*WHAT YOU HAVE TO DO*
Where a line holds the word "channel", copy it from the records.

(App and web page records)
——————————

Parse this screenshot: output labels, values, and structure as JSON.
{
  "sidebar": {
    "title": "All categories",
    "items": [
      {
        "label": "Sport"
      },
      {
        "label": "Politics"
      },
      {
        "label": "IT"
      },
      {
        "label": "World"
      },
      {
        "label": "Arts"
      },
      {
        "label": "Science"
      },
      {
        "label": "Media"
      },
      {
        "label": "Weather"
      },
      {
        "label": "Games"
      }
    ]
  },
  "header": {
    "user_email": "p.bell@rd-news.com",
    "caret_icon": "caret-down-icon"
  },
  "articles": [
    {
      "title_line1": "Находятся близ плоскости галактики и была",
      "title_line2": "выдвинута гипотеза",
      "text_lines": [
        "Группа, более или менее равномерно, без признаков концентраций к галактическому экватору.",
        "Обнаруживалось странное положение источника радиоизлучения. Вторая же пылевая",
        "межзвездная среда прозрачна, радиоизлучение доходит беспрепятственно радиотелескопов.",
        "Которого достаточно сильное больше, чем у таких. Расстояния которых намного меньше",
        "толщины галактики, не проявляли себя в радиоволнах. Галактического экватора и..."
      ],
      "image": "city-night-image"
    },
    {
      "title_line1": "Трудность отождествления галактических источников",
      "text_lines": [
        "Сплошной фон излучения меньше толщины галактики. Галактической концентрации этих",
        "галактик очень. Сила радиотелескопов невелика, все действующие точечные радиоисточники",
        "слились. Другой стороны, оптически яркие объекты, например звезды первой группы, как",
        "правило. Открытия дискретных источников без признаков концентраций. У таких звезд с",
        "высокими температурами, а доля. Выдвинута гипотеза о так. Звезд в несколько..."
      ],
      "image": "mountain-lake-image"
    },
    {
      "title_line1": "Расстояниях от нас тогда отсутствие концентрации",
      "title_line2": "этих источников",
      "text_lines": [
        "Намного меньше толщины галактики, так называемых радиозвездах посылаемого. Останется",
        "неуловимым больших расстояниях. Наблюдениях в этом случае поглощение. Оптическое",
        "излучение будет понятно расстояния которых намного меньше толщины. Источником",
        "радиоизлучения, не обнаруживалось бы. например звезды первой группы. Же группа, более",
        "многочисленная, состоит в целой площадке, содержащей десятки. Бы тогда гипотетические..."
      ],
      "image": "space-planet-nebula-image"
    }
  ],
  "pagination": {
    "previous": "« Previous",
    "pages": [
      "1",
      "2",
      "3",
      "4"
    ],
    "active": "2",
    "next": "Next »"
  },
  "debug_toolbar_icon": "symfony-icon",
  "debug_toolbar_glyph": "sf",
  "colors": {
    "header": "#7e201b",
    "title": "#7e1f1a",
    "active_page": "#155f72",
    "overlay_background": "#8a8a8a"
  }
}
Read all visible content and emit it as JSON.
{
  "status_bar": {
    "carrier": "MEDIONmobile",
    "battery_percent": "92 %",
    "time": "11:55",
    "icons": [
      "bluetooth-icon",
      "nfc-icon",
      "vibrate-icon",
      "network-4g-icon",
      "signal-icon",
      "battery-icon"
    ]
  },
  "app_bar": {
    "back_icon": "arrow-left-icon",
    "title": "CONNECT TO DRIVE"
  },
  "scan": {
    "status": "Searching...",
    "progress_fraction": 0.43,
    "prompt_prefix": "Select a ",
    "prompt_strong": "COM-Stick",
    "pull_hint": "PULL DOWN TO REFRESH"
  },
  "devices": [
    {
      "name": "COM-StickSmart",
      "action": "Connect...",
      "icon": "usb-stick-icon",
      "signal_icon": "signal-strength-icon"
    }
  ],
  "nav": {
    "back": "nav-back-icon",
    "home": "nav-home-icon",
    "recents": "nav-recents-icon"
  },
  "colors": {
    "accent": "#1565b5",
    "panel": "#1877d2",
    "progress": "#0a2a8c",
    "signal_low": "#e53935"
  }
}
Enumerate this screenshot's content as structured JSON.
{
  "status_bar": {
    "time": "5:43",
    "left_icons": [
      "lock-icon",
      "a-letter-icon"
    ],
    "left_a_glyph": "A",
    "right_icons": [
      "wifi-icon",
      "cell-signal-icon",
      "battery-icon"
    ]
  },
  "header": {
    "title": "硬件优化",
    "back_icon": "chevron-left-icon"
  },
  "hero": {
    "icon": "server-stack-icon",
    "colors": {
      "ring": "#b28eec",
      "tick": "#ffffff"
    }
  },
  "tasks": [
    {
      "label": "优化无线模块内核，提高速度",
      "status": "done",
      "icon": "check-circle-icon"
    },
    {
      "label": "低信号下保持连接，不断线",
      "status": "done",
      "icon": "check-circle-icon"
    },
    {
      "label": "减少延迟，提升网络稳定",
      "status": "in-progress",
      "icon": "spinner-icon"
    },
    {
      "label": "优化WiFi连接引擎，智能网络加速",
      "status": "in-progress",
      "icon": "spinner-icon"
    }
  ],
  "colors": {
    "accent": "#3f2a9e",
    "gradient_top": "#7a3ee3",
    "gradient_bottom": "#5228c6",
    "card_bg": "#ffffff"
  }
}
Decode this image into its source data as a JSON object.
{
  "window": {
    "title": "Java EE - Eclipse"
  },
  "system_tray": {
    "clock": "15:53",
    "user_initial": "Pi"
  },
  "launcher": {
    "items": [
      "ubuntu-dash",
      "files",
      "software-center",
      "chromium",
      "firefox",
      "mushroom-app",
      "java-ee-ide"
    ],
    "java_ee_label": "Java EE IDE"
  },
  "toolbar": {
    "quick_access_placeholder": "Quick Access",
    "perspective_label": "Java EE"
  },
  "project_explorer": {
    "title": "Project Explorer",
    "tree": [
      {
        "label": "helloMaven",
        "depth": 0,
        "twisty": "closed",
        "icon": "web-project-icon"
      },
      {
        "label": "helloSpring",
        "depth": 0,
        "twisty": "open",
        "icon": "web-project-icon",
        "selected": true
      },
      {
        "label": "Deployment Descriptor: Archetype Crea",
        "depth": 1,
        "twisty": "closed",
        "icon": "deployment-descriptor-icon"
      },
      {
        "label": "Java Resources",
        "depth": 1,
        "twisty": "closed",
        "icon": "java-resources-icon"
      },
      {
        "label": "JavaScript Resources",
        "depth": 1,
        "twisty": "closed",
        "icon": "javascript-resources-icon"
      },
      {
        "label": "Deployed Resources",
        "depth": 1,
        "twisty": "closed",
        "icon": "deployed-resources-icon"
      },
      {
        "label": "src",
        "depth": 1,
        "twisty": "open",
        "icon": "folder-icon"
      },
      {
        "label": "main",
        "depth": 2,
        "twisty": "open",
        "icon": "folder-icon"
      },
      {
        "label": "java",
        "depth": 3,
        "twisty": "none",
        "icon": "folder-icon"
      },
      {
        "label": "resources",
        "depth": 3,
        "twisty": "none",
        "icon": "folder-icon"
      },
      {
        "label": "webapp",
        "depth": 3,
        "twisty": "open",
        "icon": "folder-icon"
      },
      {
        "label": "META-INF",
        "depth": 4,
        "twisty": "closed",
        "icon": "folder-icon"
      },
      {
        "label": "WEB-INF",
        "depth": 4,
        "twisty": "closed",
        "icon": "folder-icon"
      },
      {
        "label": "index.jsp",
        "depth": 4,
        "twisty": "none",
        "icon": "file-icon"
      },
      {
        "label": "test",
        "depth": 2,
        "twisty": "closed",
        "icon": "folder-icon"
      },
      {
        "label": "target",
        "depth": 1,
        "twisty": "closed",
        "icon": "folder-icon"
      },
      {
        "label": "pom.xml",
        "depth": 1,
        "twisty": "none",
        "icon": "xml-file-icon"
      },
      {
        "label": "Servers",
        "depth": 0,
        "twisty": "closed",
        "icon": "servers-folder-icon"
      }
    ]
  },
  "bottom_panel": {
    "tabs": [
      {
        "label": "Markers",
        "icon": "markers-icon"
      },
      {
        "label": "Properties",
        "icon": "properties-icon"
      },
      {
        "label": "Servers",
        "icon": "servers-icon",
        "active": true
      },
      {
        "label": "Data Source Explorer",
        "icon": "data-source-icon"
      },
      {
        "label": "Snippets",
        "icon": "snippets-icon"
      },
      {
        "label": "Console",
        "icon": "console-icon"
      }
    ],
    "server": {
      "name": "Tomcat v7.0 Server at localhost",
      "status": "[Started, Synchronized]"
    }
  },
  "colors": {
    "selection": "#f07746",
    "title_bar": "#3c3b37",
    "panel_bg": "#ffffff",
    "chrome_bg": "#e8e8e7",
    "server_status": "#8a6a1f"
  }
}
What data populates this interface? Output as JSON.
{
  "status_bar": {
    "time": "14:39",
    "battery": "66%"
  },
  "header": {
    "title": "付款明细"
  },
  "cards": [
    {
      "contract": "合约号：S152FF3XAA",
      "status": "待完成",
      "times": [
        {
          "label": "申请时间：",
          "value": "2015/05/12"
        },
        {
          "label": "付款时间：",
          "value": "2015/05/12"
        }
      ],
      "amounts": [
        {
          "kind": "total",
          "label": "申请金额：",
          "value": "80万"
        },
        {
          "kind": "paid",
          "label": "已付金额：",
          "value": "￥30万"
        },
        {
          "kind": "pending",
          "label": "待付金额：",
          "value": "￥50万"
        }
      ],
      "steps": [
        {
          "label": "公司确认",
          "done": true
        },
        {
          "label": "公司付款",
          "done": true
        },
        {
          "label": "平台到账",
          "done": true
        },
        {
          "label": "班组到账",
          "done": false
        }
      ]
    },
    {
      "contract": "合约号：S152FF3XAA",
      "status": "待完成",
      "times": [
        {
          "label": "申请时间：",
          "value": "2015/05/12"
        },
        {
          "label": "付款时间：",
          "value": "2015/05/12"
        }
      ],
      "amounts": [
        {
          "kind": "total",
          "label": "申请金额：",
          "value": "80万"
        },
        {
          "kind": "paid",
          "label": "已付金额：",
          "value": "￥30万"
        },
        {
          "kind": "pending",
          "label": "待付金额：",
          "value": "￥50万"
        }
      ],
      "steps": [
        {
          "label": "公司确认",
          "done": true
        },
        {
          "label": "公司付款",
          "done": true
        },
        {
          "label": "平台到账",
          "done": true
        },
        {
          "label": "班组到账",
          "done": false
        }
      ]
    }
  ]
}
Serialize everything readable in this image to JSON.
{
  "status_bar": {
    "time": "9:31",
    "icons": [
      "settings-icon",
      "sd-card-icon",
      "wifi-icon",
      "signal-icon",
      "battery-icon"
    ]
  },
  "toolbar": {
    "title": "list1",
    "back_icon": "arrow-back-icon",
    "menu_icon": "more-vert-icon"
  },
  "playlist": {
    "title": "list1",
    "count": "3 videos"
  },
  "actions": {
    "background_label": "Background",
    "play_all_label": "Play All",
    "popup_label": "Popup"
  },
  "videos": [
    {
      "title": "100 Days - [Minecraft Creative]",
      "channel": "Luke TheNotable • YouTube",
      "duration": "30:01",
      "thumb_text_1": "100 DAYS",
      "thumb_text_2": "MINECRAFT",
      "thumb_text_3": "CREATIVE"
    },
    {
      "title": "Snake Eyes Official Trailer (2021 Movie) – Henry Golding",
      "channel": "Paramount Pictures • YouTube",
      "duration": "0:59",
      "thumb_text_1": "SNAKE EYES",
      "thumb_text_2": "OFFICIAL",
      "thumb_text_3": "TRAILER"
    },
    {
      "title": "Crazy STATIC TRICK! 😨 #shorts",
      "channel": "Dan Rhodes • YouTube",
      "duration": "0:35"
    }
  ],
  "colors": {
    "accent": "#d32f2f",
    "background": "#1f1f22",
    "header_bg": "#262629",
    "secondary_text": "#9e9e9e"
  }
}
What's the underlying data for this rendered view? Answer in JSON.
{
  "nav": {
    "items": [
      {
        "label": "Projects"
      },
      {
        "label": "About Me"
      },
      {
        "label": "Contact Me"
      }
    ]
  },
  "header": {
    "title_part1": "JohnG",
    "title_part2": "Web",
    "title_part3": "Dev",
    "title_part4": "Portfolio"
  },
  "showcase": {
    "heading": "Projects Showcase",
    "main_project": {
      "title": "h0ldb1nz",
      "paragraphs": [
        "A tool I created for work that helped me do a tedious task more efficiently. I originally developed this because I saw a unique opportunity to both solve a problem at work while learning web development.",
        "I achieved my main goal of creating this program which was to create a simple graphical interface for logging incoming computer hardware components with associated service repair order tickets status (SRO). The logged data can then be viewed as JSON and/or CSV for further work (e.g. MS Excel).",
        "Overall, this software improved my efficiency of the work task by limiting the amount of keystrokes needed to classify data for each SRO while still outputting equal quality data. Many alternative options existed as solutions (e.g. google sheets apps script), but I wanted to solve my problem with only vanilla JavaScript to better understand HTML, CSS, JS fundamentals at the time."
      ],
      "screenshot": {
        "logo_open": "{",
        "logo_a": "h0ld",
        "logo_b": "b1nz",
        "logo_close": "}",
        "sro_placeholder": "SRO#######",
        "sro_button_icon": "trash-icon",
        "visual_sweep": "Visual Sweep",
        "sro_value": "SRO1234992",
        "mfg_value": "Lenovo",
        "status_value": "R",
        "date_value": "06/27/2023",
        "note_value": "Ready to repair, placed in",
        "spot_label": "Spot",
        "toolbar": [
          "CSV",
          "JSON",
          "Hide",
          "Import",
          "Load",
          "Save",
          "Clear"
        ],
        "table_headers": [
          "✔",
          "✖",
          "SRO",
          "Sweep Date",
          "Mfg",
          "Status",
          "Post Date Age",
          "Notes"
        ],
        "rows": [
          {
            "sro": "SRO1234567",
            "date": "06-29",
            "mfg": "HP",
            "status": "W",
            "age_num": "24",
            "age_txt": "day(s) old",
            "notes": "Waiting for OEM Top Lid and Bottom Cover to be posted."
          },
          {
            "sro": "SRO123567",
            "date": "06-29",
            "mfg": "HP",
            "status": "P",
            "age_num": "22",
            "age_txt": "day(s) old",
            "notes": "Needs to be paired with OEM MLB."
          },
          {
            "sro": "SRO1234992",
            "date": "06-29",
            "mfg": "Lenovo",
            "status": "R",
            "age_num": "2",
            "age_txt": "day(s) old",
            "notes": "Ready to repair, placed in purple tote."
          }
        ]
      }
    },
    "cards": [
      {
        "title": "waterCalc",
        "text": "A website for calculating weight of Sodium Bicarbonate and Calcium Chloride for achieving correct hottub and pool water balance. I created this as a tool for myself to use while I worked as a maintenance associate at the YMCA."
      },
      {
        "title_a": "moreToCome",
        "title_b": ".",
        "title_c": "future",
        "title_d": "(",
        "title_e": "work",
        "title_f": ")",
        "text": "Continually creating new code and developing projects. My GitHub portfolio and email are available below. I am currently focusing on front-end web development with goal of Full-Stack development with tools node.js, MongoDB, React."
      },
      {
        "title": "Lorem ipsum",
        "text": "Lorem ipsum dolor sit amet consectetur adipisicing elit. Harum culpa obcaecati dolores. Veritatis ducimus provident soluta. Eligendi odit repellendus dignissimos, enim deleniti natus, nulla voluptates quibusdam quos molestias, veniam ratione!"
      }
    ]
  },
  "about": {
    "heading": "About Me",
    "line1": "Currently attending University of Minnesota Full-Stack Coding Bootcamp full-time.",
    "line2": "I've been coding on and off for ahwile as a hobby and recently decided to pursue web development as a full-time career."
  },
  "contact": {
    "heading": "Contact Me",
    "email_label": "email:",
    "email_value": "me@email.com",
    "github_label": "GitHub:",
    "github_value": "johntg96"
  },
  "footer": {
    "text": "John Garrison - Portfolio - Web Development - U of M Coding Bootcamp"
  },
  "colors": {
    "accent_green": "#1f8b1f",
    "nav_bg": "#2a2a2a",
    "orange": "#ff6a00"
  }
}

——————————

*PROBLEM SOLUTION*
      "channel": "Luke TheNotable • YouTube",
      "channel": "Paramount Pictures • YouTube",
      "channel": "Dan Rhodes • YouTube",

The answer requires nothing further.